Shares of discount European airliner Ryanair Holdings (NASDAQ:RYAAY) (LSE:RYA) shed 16.5% of their value on Monday, hurt by rising fuel costs and a damaging strike among employees in Belgium, Germany, Holland, Portugal, and Spain -- and the earnings warning that resulted from these events.
Ryanair pilots in Germany, and Ryanair cabin workers elsewhere in Europe, called a one-day strike on Friday that disrupted the travel plans of more than 40,000 flyers and forced Ryanair to cancel some 250 flights.
A secondary consequence of the strikes was that Ryanair also had to roll back its forecast for this year's "fiscal 2019" earnings. In an update issued today, the airline warned that full-year profit will probably land somewhere between 1.1 billion and 1.2 billion euros, or about 12% below the previous prediction of 1.3 billion euros.
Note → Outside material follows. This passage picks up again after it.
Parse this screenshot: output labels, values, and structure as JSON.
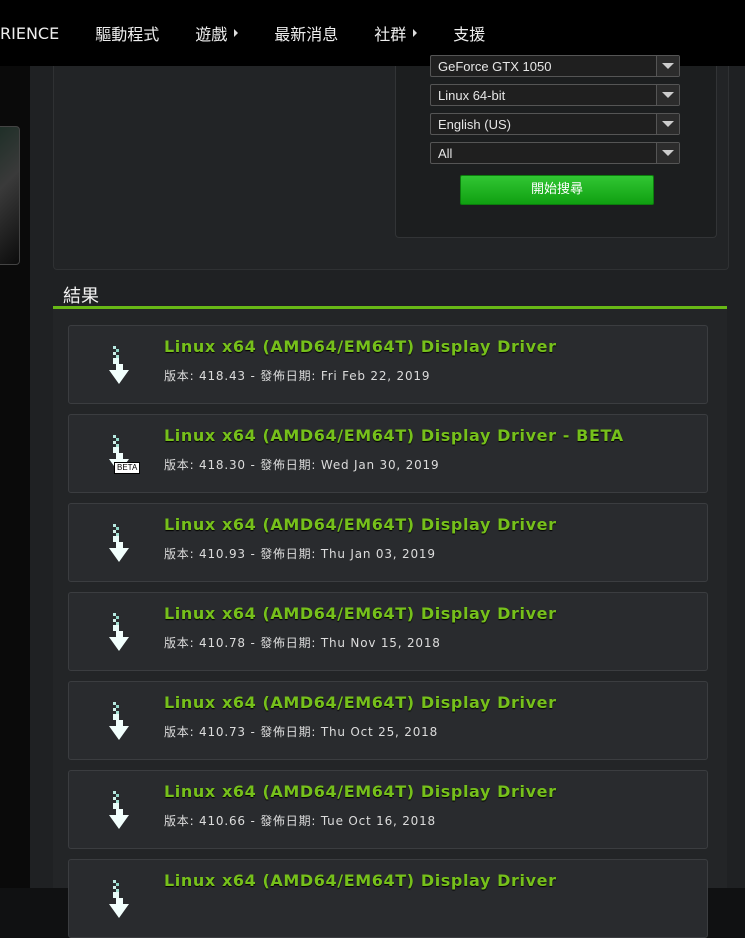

Should this prediction come to pass, it will also represent about a 20% decline in profits from last year's 1.45 billion-euro record haul.
And even that may not be the worst news. Ryanair told Reuters it " [can] not rule out further disruption," which could impact results and cause earnings to fall even more this year.
On top of that, rising oil prices -- a factor out of Ryanair's control -- are expected to reduce Ryanair's profits next year as well. Next year is fiscal 2020 for the Irish airline, and profits could fall by 3.5% for every 1% rise in the cost of jet fuel, according to London-based Goodbody Stockbrokers.
Little wonder investors are heading for the exits.